The Statement of Changes in Immigration Rules that I laid before the House on 13 June has come into effect today. It introduces clear new rules to protect the public from foreign criminals who try to hide behind family life as a reason to stay here. In respect of the most serious offenders, only in exceptional cases will the public interest in deportation be outweighed by other factors.
Notwithstanding the excellent work that my right hon. Friend has done, does she not agree that the only real solution to the problem is to repeal the Human Rights Act 1998? Given that it is our Liberal friends who are blocking such action, may I, in the privacy of the Chamber, suggest this course of action to her? Why do we not all vote against House of Lords reform tomorrow, and end the sad, unmourned life of the coalition? Then we can have a general election and a Conservative Government, and we can repeal this hopeless Act.

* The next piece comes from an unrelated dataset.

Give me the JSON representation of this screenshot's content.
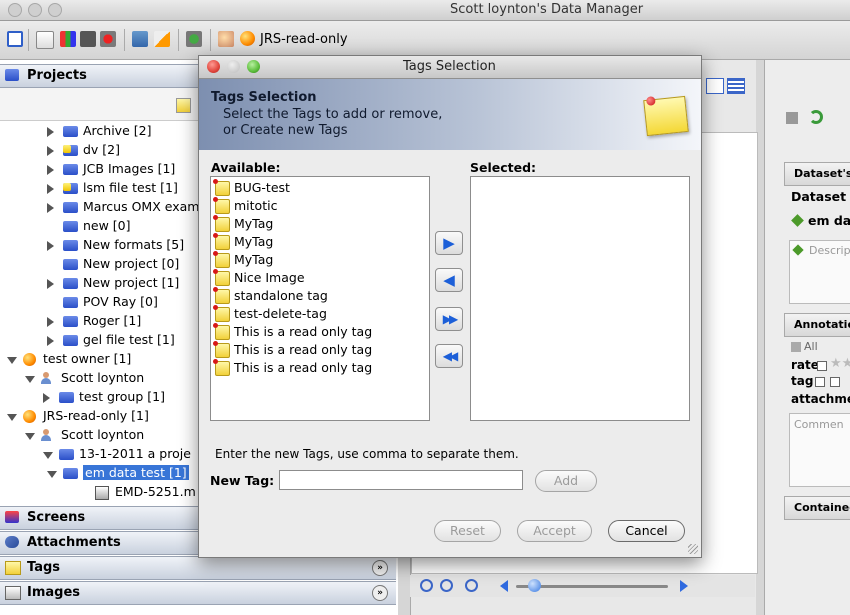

I am not entirely sure where my hon. Friend was going in linking the House of Lords with deportations, but I do not share the opinion that he has expressed. Personally, I shall be voting in favour of House of Lords reform, as I have done previously. As for the Human Rights Act, I have made my views known publicly on a number of occasions. What the Government are doing, crucially, is taking action to ensure that we can set out the criteria for article 8 so that fewer foreign criminals will be able to call on it in order to stay in this country.